What to do
The required answer is an exact copy of the records below, without pictures.

(Website and app data records)
[Start of section]

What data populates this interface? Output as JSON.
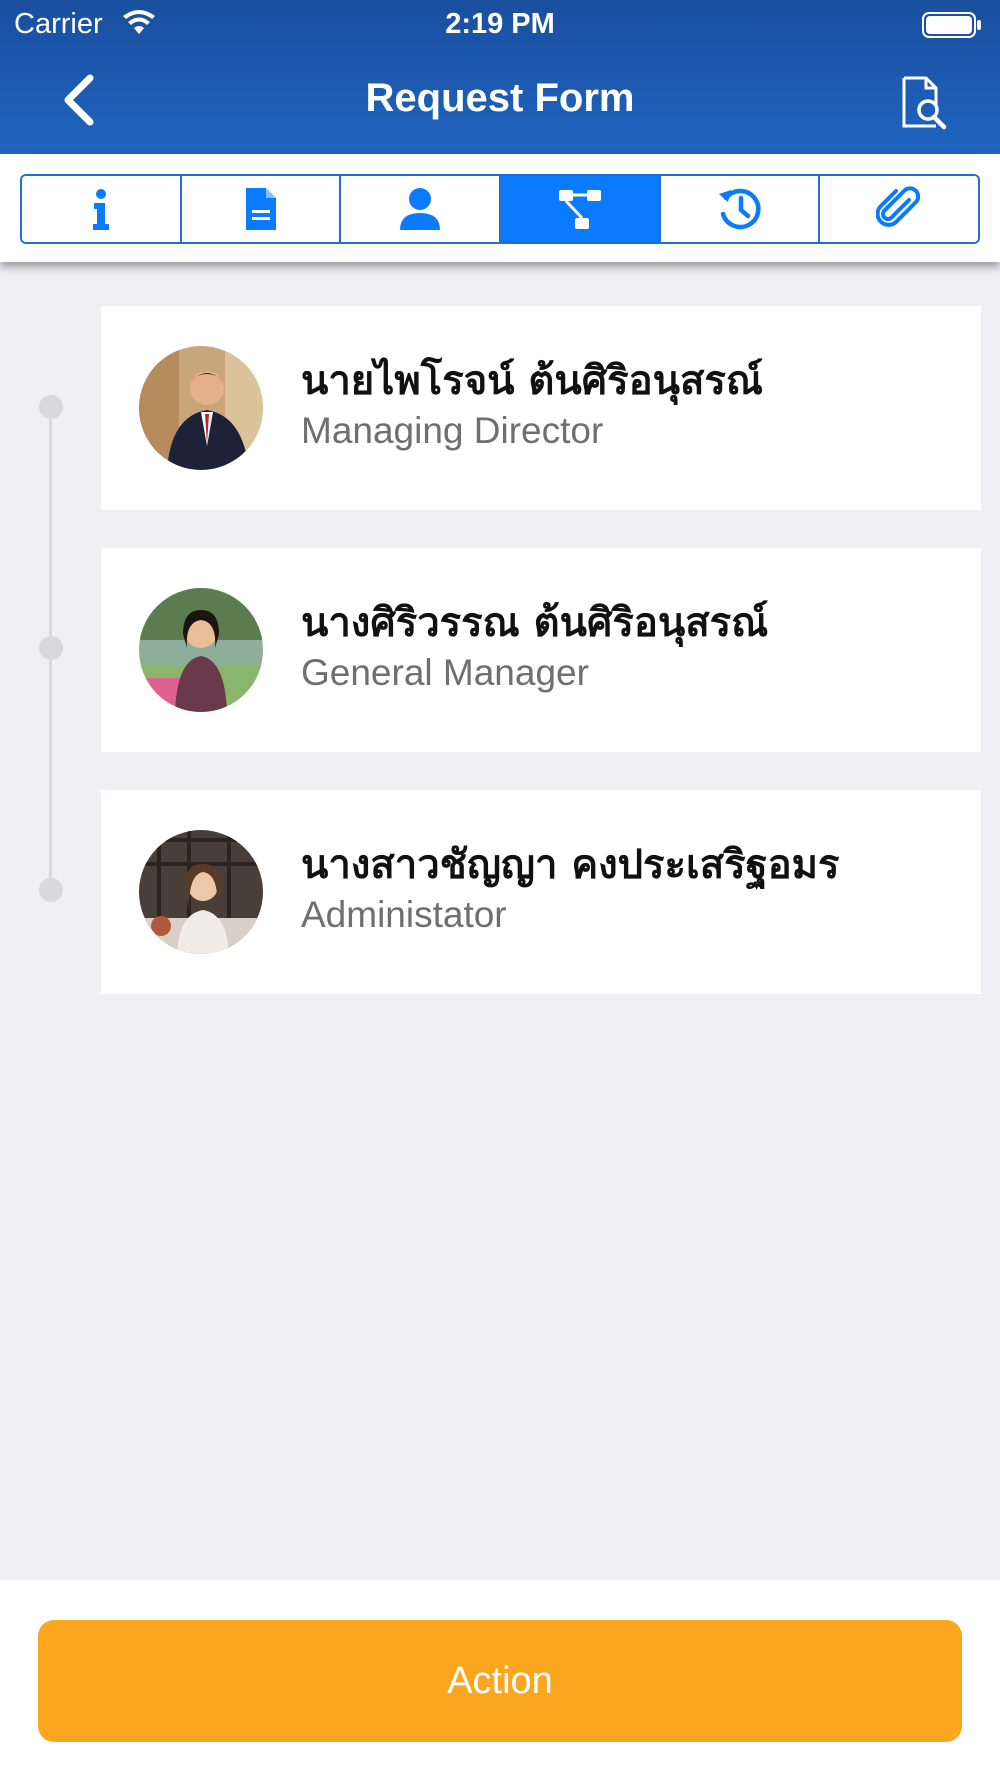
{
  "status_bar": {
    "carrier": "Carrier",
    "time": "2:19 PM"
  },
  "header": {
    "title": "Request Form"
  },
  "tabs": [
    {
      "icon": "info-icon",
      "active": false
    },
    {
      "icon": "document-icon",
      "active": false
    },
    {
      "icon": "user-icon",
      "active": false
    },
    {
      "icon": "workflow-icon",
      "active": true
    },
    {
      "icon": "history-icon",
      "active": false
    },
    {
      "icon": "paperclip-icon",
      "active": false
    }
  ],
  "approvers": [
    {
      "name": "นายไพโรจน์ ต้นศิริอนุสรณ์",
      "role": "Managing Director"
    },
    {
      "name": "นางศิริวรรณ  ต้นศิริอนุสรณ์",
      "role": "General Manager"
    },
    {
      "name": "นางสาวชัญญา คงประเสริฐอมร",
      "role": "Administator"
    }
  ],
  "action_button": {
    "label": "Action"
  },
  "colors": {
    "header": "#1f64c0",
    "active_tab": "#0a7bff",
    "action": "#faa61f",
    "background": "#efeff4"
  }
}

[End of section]

Expected answer
What data populates this interface? Output as JSON.
{
  "status_bar": {
    "carrier": "Carrier",
    "time": "2:19 PM"
  },
  "header": {
    "title": "Request Form"
  },
  "tabs": [
    {
      "icon": "info-icon",
      "active": false
    },
    {
      "icon": "document-icon",
      "active": false
    },
    {
      "icon": "user-icon",
      "active": false
    },
    {
      "icon": "workflow-icon",
      "active": true
    },
    {
      "icon": "history-icon",
      "active": false
    },
    {
      "icon": "paperclip-icon",
      "active": false
    }
  ],
  "approvers": [
    {
      "name": "นายไพโรจน์ ต้นศิริอนุสรณ์",
      "role": "Managing Director"
    },
    {
      "name": "นางศิริวรรณ  ต้นศิริอนุสรณ์",
      "role": "General Manager"
    },
    {
      "name": "นางสาวชัญญา คงประเสริฐอมร",
      "role": "Administator"
    }
  ],
  "action_button": {
    "label": "Action"
  },
  "colors": {
    "header": "#1f64c0",
    "active_tab": "#0a7bff",
    "action": "#faa61f",
    "background": "#efeff4"
  }
}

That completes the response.